It’s probably an overpay — though that’s generally been true of every free-agent deal this winter — but Illitch is desperate for a ring and this move makes his rotation and his team better.

– By Joe Lemire

7 comments
cardinology
cardinology

I love the Hit and Run blog but there are a few clear problems with the methodology here.  Hernandez wasn't anywhere near free agency when he signed his extension so his contract value bears no relationship to the others on this list.  Weaver was closer to free agency but wasn't there yet AND it was the consensus that he took less money to stay in LAA.  Neither of those are fair comps.  I think Verlander had not reached free agency either, unless I'm mistaken.  If you only consider the guys on this short list who actually were free agents when they signed their contracts, I think Burnett, Wilson, and Lackey were all thought of as 2nd or 3rd pitchers when they signed. 

 

C'mon Lemire, you're better than that

bill227
bill227

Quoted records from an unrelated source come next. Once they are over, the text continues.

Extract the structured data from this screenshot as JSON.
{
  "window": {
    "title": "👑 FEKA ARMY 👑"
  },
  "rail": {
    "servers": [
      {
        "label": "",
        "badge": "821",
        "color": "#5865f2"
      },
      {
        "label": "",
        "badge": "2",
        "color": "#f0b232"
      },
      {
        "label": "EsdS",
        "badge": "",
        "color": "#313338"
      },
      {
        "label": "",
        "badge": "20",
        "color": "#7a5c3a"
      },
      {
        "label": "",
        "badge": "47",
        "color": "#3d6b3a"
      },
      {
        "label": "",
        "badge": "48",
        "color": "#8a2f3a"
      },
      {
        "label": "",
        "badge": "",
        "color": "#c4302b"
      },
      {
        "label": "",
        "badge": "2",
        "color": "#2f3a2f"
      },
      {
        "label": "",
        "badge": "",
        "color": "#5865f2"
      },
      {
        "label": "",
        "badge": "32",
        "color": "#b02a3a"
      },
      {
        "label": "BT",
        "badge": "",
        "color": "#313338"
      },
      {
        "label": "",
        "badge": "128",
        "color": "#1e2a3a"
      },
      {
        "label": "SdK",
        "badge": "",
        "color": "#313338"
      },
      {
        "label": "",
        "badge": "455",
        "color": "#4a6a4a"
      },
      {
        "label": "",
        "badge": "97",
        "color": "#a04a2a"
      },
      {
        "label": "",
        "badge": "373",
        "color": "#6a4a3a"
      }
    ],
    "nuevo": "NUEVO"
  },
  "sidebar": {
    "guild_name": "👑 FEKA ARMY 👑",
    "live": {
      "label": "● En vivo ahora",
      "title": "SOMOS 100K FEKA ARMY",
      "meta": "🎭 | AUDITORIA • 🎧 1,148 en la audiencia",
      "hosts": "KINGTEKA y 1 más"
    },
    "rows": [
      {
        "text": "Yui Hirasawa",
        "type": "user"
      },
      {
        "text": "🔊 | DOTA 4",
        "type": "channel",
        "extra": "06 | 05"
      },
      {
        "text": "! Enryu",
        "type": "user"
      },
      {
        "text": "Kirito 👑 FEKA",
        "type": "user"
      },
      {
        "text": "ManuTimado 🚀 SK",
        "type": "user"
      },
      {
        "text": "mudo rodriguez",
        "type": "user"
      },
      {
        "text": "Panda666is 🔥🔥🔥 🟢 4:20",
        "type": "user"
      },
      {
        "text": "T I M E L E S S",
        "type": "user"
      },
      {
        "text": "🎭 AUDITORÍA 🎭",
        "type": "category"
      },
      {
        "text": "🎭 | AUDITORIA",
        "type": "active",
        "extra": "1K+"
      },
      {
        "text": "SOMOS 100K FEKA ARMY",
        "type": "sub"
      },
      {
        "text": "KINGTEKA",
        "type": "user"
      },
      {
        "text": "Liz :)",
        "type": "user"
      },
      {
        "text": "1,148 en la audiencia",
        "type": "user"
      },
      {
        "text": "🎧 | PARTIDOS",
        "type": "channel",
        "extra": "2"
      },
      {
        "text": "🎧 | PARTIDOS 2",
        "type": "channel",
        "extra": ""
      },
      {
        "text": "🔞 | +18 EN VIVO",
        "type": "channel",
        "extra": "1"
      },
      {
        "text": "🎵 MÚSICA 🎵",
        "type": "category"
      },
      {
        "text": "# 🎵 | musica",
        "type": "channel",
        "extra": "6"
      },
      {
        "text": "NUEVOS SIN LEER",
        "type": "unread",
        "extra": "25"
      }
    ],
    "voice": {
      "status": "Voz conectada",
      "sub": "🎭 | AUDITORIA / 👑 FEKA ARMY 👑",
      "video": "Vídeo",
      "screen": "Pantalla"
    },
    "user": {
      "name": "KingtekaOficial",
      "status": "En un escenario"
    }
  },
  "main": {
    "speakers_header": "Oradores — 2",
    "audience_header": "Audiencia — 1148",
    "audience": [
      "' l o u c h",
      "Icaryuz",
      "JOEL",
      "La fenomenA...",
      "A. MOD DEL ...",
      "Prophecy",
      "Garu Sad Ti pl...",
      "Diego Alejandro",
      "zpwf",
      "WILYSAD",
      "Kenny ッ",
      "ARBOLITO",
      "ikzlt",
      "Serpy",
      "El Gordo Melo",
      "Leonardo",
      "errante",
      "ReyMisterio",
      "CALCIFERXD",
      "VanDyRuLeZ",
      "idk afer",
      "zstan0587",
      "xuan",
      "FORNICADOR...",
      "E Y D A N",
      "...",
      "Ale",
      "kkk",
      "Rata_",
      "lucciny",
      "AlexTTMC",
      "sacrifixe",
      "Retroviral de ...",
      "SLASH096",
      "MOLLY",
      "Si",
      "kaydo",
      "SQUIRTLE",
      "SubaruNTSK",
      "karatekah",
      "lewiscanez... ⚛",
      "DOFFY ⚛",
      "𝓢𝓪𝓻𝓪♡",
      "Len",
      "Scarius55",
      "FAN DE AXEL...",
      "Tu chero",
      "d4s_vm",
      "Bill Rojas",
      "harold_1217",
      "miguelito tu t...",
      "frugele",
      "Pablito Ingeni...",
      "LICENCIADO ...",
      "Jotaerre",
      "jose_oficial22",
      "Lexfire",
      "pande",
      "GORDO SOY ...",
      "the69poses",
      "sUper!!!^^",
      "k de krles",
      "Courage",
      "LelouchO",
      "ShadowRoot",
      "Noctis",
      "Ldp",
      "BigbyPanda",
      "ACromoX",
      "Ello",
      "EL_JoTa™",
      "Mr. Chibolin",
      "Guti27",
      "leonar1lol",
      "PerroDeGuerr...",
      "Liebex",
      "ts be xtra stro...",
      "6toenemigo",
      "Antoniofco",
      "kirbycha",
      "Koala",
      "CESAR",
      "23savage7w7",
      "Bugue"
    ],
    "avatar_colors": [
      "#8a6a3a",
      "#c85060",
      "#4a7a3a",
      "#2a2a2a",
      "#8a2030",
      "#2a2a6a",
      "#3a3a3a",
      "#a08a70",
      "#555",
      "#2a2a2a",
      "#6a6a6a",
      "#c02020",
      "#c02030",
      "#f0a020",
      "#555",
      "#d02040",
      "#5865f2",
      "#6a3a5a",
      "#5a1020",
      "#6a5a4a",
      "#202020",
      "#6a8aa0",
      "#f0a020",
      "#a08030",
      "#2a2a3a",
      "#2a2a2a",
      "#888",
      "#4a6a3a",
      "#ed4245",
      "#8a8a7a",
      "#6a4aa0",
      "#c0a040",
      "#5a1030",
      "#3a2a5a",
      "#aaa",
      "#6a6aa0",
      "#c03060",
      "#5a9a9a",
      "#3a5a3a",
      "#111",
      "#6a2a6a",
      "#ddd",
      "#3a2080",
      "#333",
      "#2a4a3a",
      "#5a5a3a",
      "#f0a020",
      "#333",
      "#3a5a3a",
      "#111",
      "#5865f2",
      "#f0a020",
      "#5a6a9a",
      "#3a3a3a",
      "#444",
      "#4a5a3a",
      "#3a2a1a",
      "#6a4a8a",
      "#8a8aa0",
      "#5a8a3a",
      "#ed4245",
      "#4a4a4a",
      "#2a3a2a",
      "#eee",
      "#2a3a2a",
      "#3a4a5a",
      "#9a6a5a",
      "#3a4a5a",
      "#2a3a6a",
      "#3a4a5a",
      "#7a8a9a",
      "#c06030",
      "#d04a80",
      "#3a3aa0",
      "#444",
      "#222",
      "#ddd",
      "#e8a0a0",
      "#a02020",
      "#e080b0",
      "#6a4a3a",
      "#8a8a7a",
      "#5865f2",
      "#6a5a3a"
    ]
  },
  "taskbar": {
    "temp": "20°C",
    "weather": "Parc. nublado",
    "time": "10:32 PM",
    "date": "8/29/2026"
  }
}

His numbers are almost identical to Grienke's over his career.  Grienke had one season of greatness, but for the rest of his career, he has been the pitcher at around 3.8 ERA, WHIP around 1.2 and WAR around 2...same as Sanchez.  I'd say the Tigers got the much better value, when you compare it to the contract handed out to Grienke.

christopher7329
christopher7329

A far smarter historian than I said "You can't be neutral on a moving train". For sports reporters to nitpick on one salary or another as overpaying while ignoring the business model of baseball itself as broken is hypocrisy. Where is the journalism in allowing a monopoly to bid against themselves within a false market enabled by television money and a ponzi scheme of club's actual value? Either tell the truth about the games economics or don't but to chum the waters or cherry pick salaries as absurd amidst a game whose economics are clearly unsound makes you shills and enablers. Step away from the buffet and serve the game..

hillbillygreg
hillbillygreg

Justin verlander had an era of 4.08 ?

mr jaffe, what alternate universe do you live in ?

mefoster86
mefoster86

I'm not sure the Tigers overpaying is even newsworthy at this point...

JoeCabot
JoeCabot

 @hillbillygreg He lives in the real world where Justin Verlander was not always the pitcher he is today.  Look up his stats for 2008/09, the years being referenced in the article.